Luncheon beers of the third kind.

Lunches. Some souvlaki or gyros or something, our first meal after our arrival. It was fabulous. Dolmades and plakis giants, the greek beans that I love. Stuffed zucchini, I don’t know what the sauce was but I’d have a big bowl of it.

And that’s the long and short of it. Greek food from Alpha to Omega.

Athens—The Acropolis

It has been his boyhood dream to see the Acropolis. We bought tickets on line and read that the “south” (as if I ever know what direction I am heading in) entrance was less crowded. Fortunately he has better navigation skills (or at least I tell him that so I can blame him when things go wrong) so we headed off for the south entrance early in the morning. I cannot imagine what the main entrance was like.

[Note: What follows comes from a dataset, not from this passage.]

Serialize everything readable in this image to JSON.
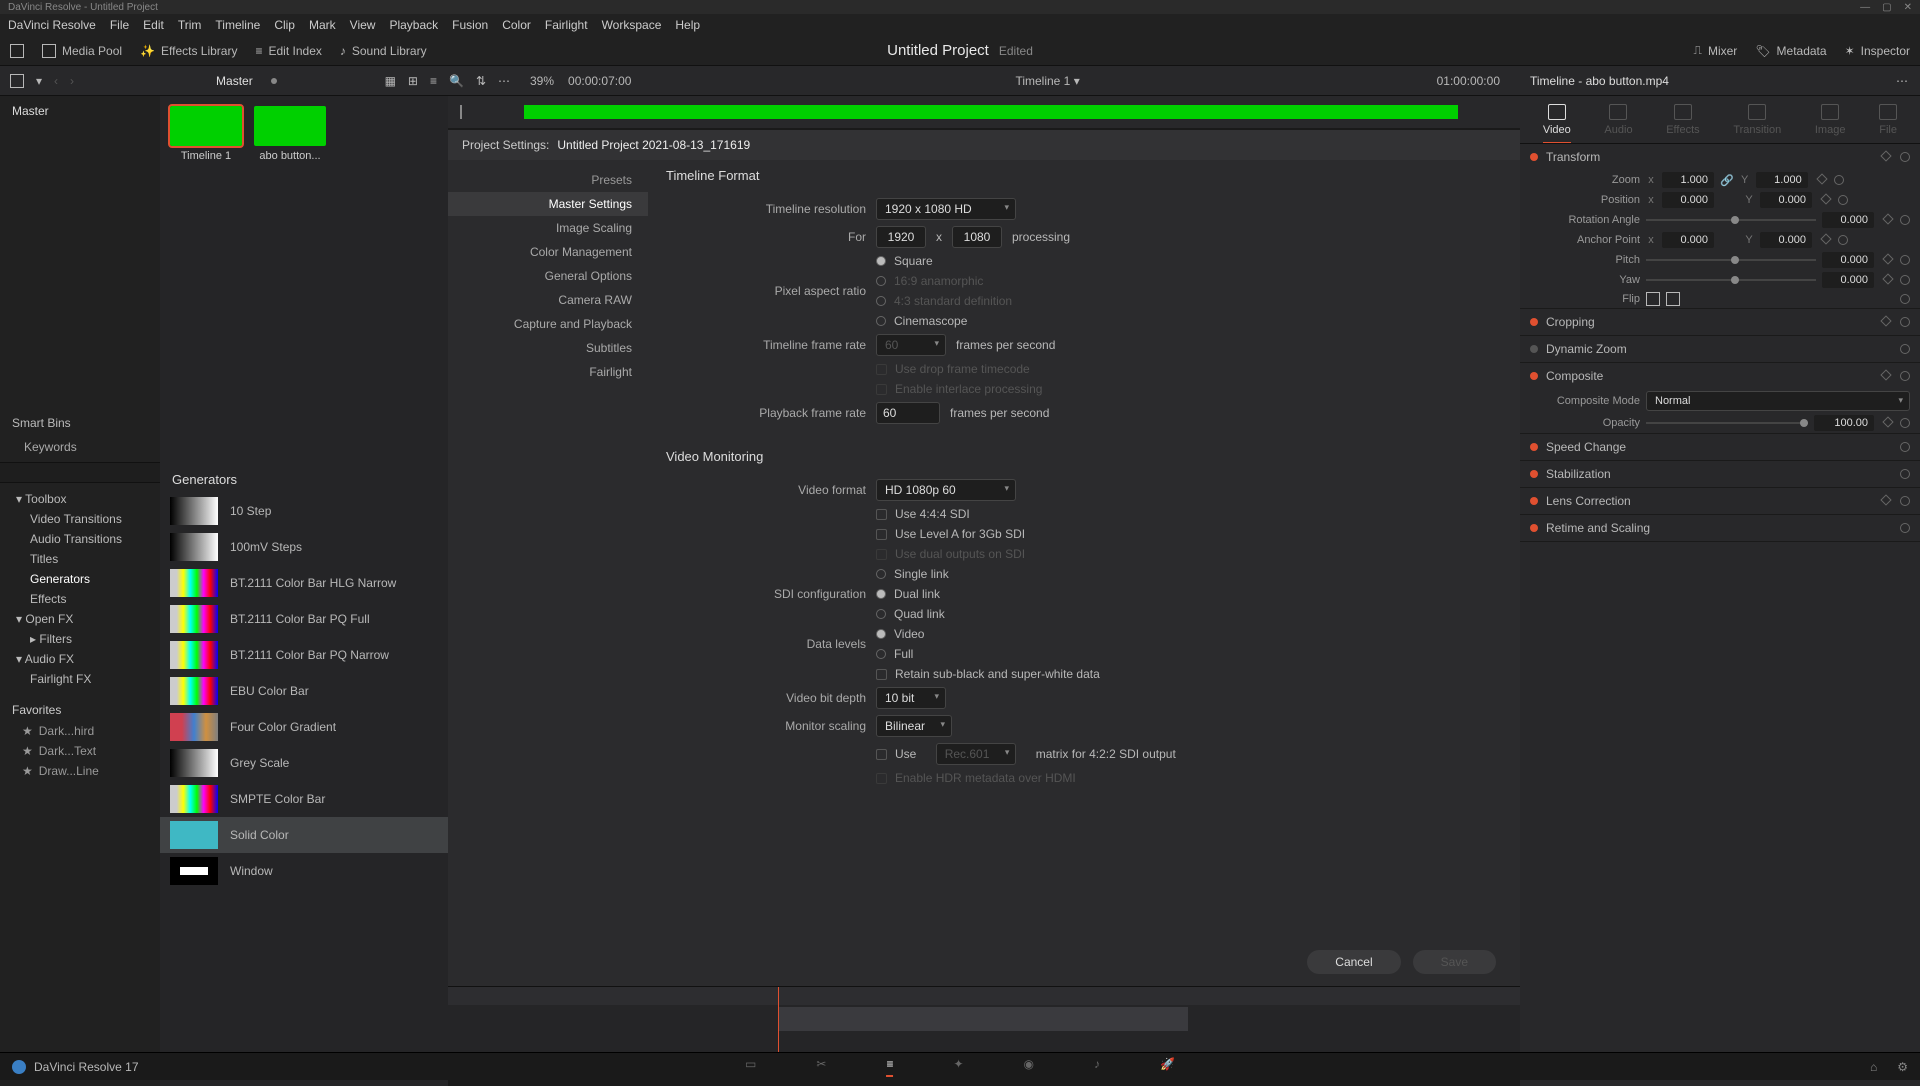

You can just imagine how proud I was to be an American. Him shrieking into his phone. I don’t know where his wife was but I had a brief moment of sadness for her and then for the other people who were on the tour with him.

Yes, there was a lot of this. This is just how things are now and Carolyn Hax tells me I need to lower my expectations. I have. And the irony of this that I, too, am doing this same thing is not lost on me.

Despite the crowds getting in, once you were in it wasn’t all that hard to find places to be able to experience the fabulousness of it all. It was worth it. Although I would not want to see what the hell the afternoon crowd looked like. The next day would be the Acropolis museum.

Athens—Hadrian’s Library

Our first outing in Athens was casual saunter over to Hadrian’s Library which, like many ruins in these countries, is right in the middle of everything causing traffic jams, wonky sidewalk patterns, and using up space that could be condominiums or Eatalys (Eatalies?). You could see the historic value of these piles of stones right away. Also some important holes were there.